Written by Donna McClintock, COO with Children’s Choice Learning Centers, Inc.
Almost all of us started a baby book and kept up with firsts … first tooth, first shots, first time she sat up, and the dates he crawled and walked are pretty standard. I want to challenge you to go beyond the traditional documentation.
My 21-month-old grandson, Holton, was clearly in charge of our family as we walked into church the other day. We always sit on the same side in a certain seat order. It is just what we do. I was speaking to some folks, but Holton was ready for us to go to our place. He led the entire family to our spot, patted the chairs where we were to sit, and then climbed into my lap. It was such a sweet and moving experience for many reasons.
When I got home that afternoon, I put all my thoughts into a letter to him. I had to write down the qualities that I saw in him that day that I want him to apply later in life. Of course, he cannot read it now; but one day, he will know how I felt about him in that moment on that Sunday morning. I tried to capture the dreams, prayers, and insight I had into his little personality in that note to him. He is a leader — we can see that already. He had no problem looking up at his Poppy and saying, “Sit.” He had a clear plan and didn’t let anyone or anything get in his way. The truth is that I have been writing letters to all three grandkids since they were born and plan to give the letters to them around high-school graduation time.
Feelings such as these will not be remembered forever, so I encourage you to keep a journal. If you are not a writer, recording your thoughts on your phone or video recorder would be a great way to save them. Find your own way to capture how you feel about your children or grandchildren in the special moments of your lives together so that they can review them over and over as they need them. You will be giving them insight into their lives as they grew up.
I encourage you to look beyond just the simple action and chronicle the gift/talent that you see in your child. Write down what you saw and the actions that allowed you to witness that trait. Your child will love reading about his life. Who knows how your insight might one day give him direction at a critical crossroad?

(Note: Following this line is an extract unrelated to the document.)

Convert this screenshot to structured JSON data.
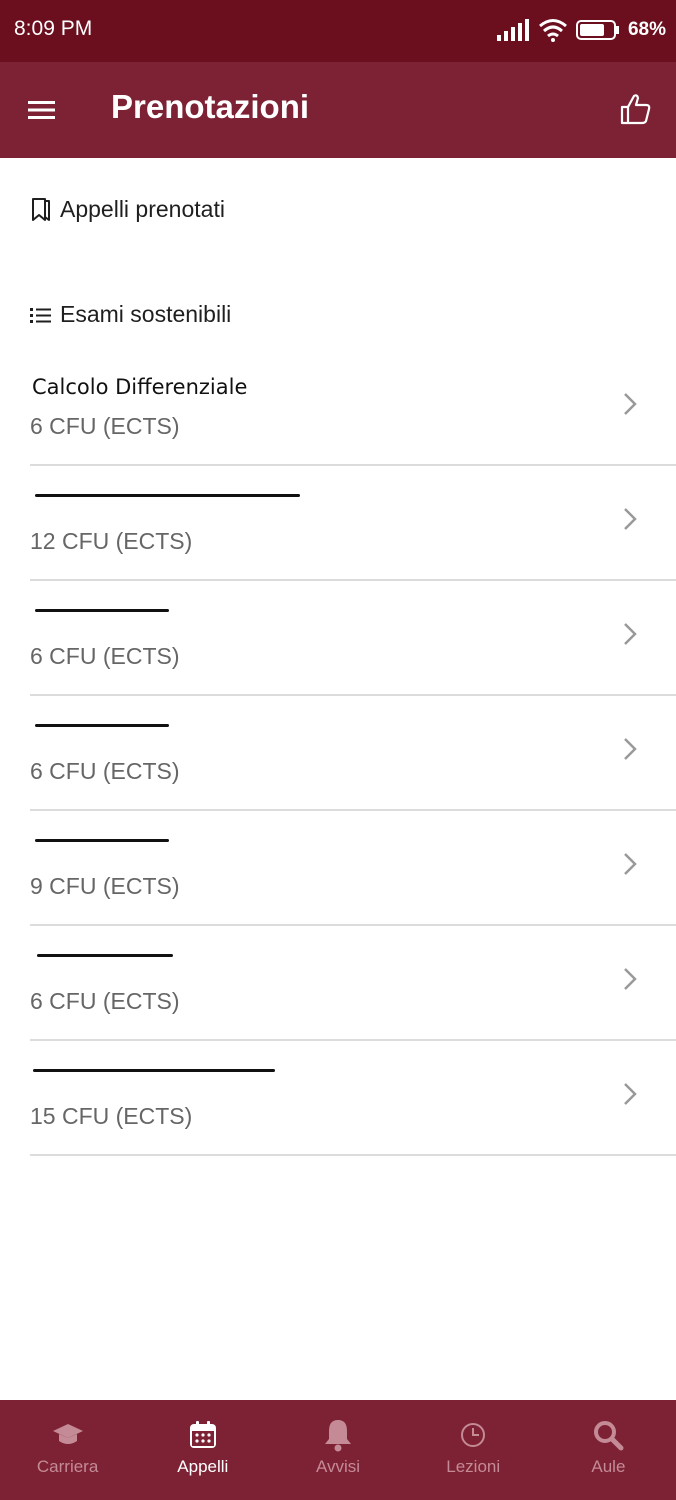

I firmly believe we add value to our children’s lives when we share our view of their successes, their wins, and their personalities while also providing them with many reminders of our love and devotion to them. I am hoping to give my Ava, Ella, and Holton many letters of love with some insight into all the great things I have seen in them through the years. I encourage you to think about how you can pass along the story of your child’s life that she can keep with her forever. It will be a treasured memory of you and a great story of your love for her.